Task description: Check each line of the records below and collect those that include the word "Create".

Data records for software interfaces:

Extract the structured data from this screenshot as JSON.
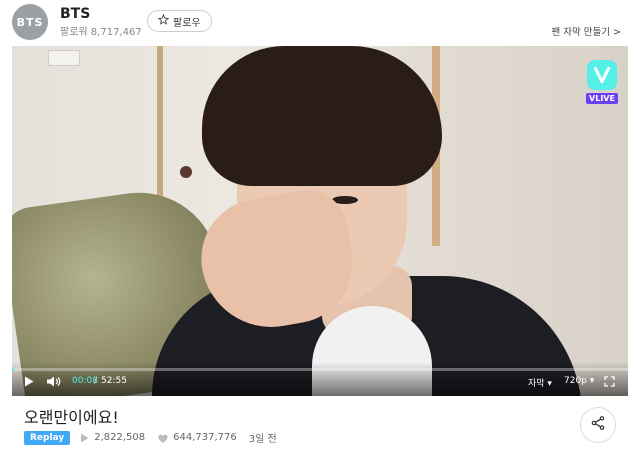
{
  "channel": {
    "avatar_text": "BTS",
    "name": "BTS",
    "followers_label": "팔로워",
    "followers_count": "8,717,467",
    "follow_button": "팔로우",
    "follow_icon": "star-outline-icon"
  },
  "header": {
    "fan_subtitle_link": "팬 자막 만들기 >"
  },
  "player": {
    "logo_text": "VLIVE",
    "current_time": "00:08",
    "time_separator": "/",
    "duration": "52:55",
    "progress": 0.0025,
    "subtitle_button": "자막 ▾",
    "quality_button": "720p ▾",
    "accent_color": "#54f0e8"
  },
  "video": {
    "title": "오랜만이에요!",
    "replay_badge": "Replay",
    "plays": "2,822,508",
    "likes": "644,737,776",
    "uploaded": "3일 전"
  }
}
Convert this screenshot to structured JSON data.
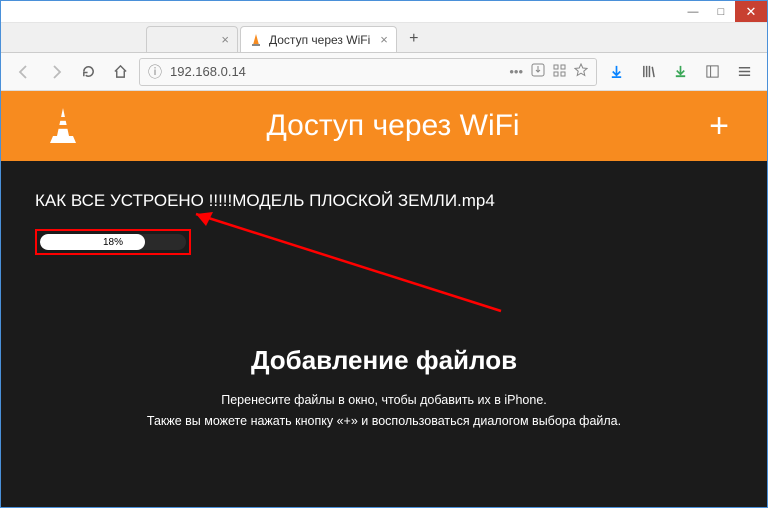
{
  "window": {
    "min": "—",
    "max": "□",
    "close": "✕"
  },
  "tabs": {
    "inactive_close": "×",
    "active_label": "Доступ через WiFi",
    "active_close": "×",
    "new_tab": "+"
  },
  "toolbar": {
    "url": "192.168.0.14",
    "dots": "•••"
  },
  "page": {
    "title": "Доступ через WiFi",
    "add": "+",
    "file_name": "КАК ВСЕ УСТРОЕНО !!!!!МОДЕЛЬ ПЛОСКОЙ ЗЕМЛИ.mp4",
    "progress_pct": "18%",
    "heading": "Добавление файлов",
    "line1": "Перенесите файлы в окно, чтобы добавить их в iPhone.",
    "line2": "Также вы можете нажать кнопку «+» и воспользоваться диалогом выбора файла."
  }
}
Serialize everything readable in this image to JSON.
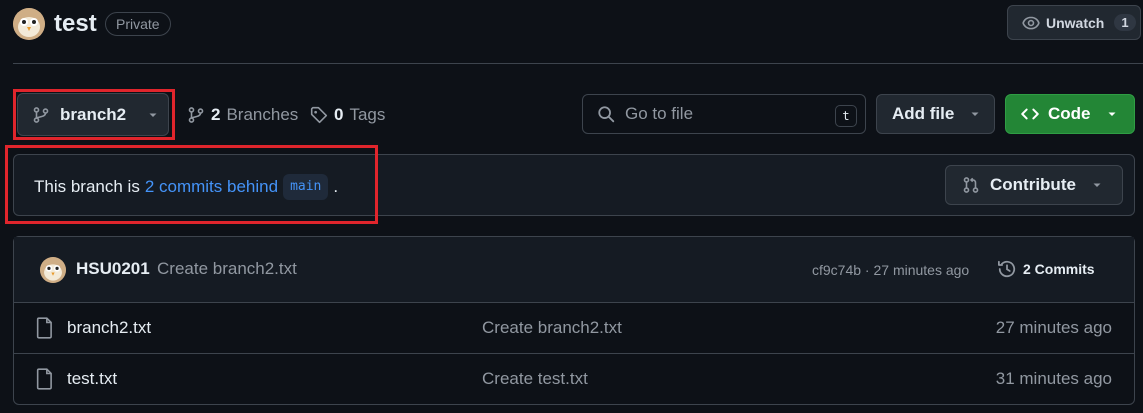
{
  "header": {
    "repo_name": "test",
    "visibility": "Private",
    "watch_label": "Unwatch",
    "watch_count": "1"
  },
  "branch_bar": {
    "current_branch": "branch2",
    "branches_count": "2",
    "branches_label": "Branches",
    "tags_count": "0",
    "tags_label": "Tags",
    "go_to_file_placeholder": "Go to file",
    "go_to_file_shortcut": "t",
    "add_file_label": "Add file",
    "code_label": "Code"
  },
  "banner": {
    "prefix": "This branch is",
    "link_text": "2 commits behind",
    "base_branch": "main",
    "suffix": ".",
    "contribute_label": "Contribute"
  },
  "latest_commit": {
    "author": "HSU0201",
    "message": "Create branch2.txt",
    "hash_and_time": "cf9c74b · 27 minutes ago",
    "commits_label": "2 Commits"
  },
  "files": [
    {
      "name": "branch2.txt",
      "commit_message": "Create branch2.txt",
      "age": "27 minutes ago"
    },
    {
      "name": "test.txt",
      "commit_message": "Create test.txt",
      "age": "31 minutes ago"
    }
  ],
  "colors": {
    "background": "#0d1117",
    "accent_blue": "#4493f8",
    "code_green": "#238636",
    "highlight_red": "#e0252c"
  },
  "icons": [
    "owl-avatar",
    "eye-icon",
    "git-branch-icon",
    "tag-icon",
    "search-icon",
    "code-icon",
    "git-pull-request-icon",
    "history-icon",
    "file-icon",
    "chevron-down-icon"
  ]
}
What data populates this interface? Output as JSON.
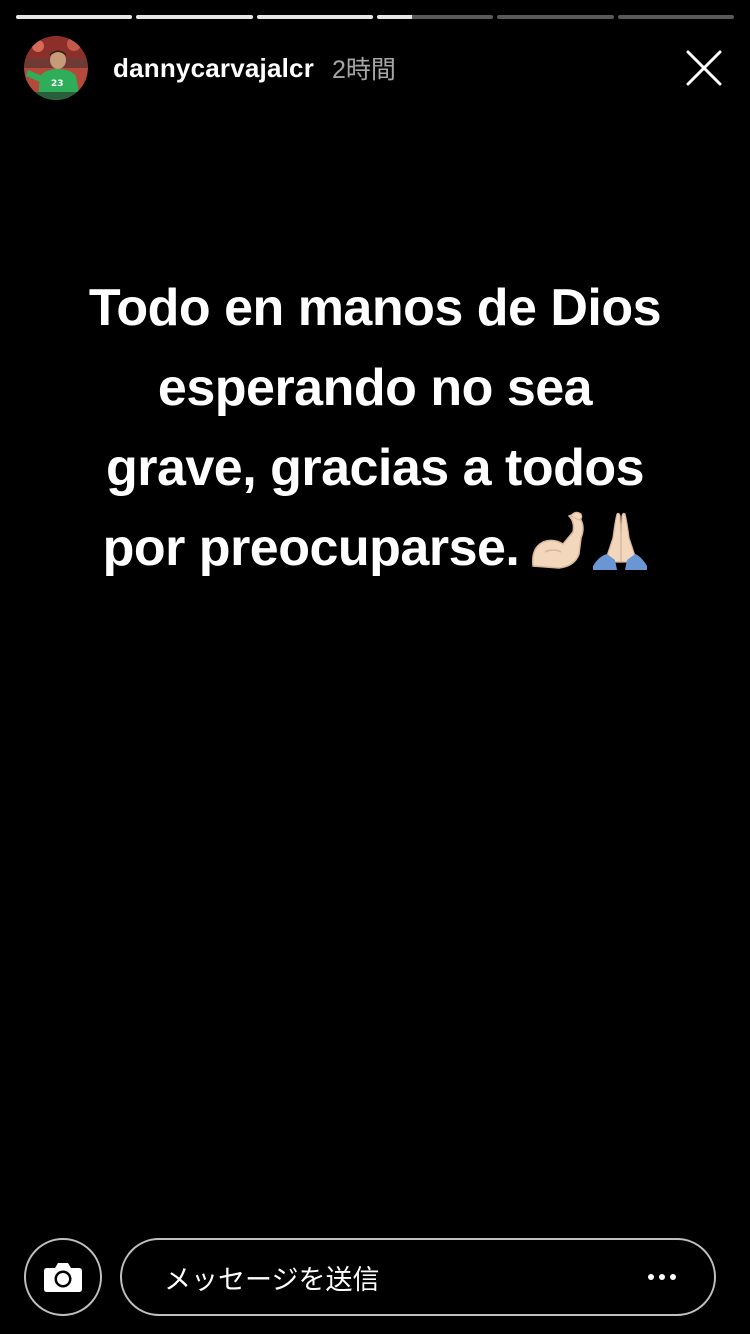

Solution for this problem:
    "message": "Create branch2.txt",
      "commit_message": "Create branch2.txt",
      "commit_message": "Create test.txt",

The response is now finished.